  Reply With Quote
  #6 ()
: Think about it- if it was that easy everyone would do it. and yes background checks help but you can never 100% protect yourself from a tenant screwing you over. There is very little market for furnished places. Also anyone looking for a furnished place is going to be a short term renter. You do not want to promote or attract a bunch of 6 mo tenants.

I have had a few tenants passed background check with flying colors. They were great tenants for several years. They started doing drugs, stopped paying rent, trashed the place & we got completely screwed. There is no predicting that!

You also have to keep in mind once you rent it for a few years you will have to make more repairs to sell. No matter if they are the perfect tenants there WILL be some wear & tear after renting it out.
  Reply With Quote
  #7 ()
: Don't bother with furniture, and assuming it will appreciate $50K in 3 years is not sane.

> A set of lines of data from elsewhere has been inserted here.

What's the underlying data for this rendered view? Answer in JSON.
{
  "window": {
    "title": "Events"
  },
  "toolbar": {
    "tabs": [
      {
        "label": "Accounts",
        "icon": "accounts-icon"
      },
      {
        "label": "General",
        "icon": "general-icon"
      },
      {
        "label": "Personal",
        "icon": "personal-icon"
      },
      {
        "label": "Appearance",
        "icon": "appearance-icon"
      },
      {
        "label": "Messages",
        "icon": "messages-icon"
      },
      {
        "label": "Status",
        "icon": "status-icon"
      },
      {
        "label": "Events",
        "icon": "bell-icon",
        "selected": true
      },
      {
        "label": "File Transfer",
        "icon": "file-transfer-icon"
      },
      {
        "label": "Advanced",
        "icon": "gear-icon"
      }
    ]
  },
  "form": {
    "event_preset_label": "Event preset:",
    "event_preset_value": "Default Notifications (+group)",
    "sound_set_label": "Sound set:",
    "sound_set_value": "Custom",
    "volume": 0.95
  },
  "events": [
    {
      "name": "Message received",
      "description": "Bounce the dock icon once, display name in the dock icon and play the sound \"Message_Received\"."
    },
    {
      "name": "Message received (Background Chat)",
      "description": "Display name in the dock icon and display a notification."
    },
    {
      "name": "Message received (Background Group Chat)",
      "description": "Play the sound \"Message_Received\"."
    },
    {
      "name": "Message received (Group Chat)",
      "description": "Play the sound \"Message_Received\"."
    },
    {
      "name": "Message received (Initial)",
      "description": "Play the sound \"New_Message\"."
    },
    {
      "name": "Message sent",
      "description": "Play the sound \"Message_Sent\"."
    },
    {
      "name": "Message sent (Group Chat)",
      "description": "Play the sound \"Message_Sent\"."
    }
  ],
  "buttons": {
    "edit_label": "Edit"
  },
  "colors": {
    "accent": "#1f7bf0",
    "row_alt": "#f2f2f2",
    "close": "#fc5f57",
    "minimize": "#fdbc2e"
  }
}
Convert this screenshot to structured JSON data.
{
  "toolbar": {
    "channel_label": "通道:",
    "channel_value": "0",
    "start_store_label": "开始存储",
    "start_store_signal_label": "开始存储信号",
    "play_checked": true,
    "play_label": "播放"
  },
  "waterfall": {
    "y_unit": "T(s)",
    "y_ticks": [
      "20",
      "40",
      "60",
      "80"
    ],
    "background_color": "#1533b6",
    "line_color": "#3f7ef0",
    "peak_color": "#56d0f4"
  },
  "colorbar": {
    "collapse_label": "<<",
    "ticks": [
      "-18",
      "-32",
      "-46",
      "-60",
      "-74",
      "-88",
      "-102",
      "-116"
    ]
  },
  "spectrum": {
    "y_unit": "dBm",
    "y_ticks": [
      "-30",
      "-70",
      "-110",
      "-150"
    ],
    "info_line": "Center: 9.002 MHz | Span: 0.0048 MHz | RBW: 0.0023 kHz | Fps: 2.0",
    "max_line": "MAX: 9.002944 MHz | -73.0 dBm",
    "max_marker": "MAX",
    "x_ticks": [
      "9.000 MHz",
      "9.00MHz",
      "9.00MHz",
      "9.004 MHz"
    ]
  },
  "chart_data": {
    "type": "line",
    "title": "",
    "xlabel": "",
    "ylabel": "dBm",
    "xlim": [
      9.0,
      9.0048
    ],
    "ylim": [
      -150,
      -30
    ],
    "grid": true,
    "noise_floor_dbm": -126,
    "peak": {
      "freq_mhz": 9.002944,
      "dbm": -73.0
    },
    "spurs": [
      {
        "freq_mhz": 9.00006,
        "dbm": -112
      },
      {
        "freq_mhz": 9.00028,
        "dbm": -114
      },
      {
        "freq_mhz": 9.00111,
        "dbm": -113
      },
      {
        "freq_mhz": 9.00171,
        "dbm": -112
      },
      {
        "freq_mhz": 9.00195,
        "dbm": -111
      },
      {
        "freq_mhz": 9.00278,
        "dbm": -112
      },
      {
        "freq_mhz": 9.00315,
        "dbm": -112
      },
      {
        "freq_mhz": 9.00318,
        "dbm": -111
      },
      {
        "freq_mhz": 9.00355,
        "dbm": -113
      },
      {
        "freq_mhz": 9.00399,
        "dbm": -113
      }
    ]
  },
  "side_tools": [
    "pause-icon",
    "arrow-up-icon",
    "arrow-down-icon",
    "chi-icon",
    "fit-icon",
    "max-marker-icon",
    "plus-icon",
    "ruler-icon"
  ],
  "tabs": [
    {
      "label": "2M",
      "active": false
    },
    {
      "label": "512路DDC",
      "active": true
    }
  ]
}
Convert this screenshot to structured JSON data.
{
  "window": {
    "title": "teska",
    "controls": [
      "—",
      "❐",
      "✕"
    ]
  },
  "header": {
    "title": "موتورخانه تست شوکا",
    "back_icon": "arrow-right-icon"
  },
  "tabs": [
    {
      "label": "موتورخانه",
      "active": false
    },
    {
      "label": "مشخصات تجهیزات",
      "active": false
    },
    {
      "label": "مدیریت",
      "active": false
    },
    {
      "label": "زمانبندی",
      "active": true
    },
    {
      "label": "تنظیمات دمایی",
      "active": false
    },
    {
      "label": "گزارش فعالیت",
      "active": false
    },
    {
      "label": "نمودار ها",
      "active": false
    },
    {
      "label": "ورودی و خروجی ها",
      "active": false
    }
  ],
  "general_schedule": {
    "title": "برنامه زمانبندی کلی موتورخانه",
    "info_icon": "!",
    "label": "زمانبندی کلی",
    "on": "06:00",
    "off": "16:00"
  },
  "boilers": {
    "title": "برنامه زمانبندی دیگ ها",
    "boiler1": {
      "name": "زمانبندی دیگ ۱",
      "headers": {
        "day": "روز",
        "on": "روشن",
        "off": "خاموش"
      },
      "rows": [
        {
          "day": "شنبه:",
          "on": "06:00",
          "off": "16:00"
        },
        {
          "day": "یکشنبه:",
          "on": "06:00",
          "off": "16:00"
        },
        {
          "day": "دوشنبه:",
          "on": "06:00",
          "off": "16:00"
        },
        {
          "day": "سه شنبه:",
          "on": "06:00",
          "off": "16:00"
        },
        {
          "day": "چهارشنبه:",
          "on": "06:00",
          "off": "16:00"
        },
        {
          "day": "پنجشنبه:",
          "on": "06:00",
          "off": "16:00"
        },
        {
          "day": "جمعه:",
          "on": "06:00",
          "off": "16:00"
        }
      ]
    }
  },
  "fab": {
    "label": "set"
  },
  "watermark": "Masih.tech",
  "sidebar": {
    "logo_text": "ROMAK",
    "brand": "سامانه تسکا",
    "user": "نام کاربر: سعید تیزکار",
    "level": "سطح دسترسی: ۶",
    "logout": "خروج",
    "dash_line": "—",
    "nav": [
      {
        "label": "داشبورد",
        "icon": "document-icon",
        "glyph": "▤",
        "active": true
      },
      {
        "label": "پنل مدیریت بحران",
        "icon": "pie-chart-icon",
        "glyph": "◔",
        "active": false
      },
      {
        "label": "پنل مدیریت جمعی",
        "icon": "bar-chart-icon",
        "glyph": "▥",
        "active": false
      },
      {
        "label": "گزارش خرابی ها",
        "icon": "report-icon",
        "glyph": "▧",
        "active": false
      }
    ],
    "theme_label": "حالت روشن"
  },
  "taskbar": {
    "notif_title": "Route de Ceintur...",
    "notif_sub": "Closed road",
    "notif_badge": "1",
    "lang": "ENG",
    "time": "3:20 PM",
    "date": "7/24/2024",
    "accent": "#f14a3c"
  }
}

You can never eliminate the possibility someone will screw you over.
  Reply With Quote
  #8 ()
: It depends on the laws in your country to be making money this way, and you should know a lot of information about the market at that moment, like here if the house is old built whether its so beautiful or not you make more profit by destroying it and build a new one, and furnitures and flooring are not so much of a factor on the price here and it depends on the house like the people who buy an expensive house will usually come with their own furnitures, i dont suggest you enterring this bussiness unless you know a friend who is already making money this way or has enough experience about it,
look if there are people who are making money with your idea at prrsent or have done it before
  Reply With Quote


Thread Tools
Display Modes

Similar Threads
lose the money if you lose a Prepaid Card OptosekiteSet Bill Of Rights 0 07-19-2013 03:06 AM
29 am destined to be alone forever or hope for me KHtasaasaasa Pay Bill/ Pay Bills 5 06-25-2013 03:05 AM
Has anyone ever taken hydroxycut to lose weight really work sidrmanxxo Energy Bill 2 12-25-2012 09:05 AM
rather work in a job u hate or lose your house Tiriurbipuddy Pay Bill/ Pay Bills 0 12-23-2011 09:05 PM
What happens if you lose a bill at work GandalfvonAsaft Bill Of Sales 1 07-10-2011 08:05 PM

Member Login